Your objective »
Your task is to repeat the entries exactly. Leave the pictures out.

== Records for processing

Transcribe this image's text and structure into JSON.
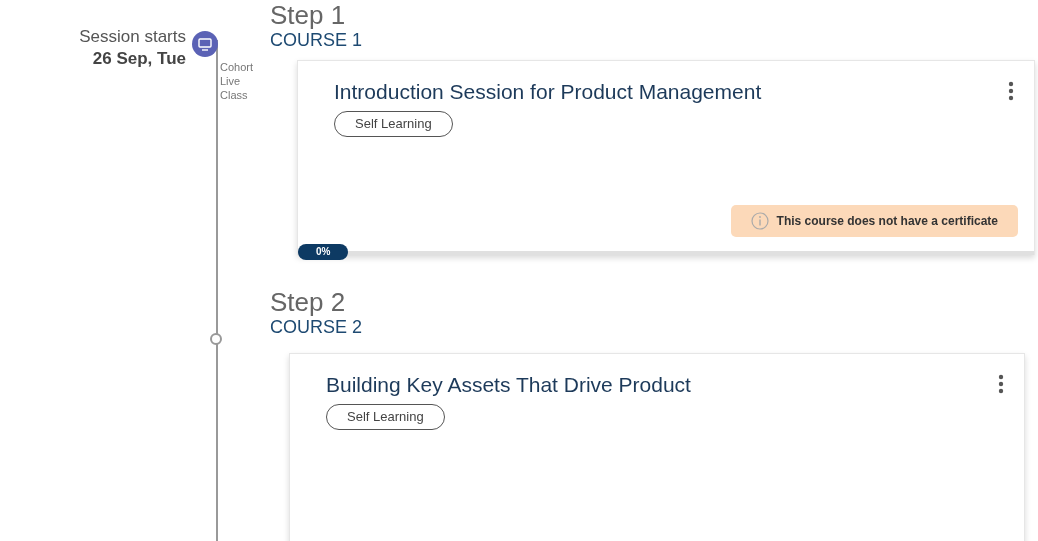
{
  "session": {
    "label": "Session starts",
    "date": "26 Sep, Tue",
    "type_label": "Cohort Live Class"
  },
  "steps": [
    {
      "step": "Step 1",
      "course": "COURSE 1",
      "title": "Introduction Session for Product Management",
      "tag": "Self Learning",
      "notice": "This course does not have a certificate",
      "progress": {
        "level": 0,
        "label": "0%"
      }
    },
    {
      "step": "Step 2",
      "course": "COURSE 2",
      "title": "Building Key Assets That Drive Product",
      "tag": "Self Learning"
    }
  ]
}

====

The completed task »
Transcribe this image's text and structure into JSON.
{
  "session": {
    "label": "Session starts",
    "date": "26 Sep, Tue",
    "type_label": "Cohort Live Class"
  },
  "steps": [
    {
      "step": "Step 1",
      "course": "COURSE 1",
      "title": "Introduction Session for Product Management",
      "tag": "Self Learning",
      "notice": "This course does not have a certificate",
      "progress": {
        "level": 0,
        "label": "0%"
      }
    },
    {
      "step": "Step 2",
      "course": "COURSE 2",
      "title": "Building Key Assets That Drive Product",
      "tag": "Self Learning"
    }
  ]
}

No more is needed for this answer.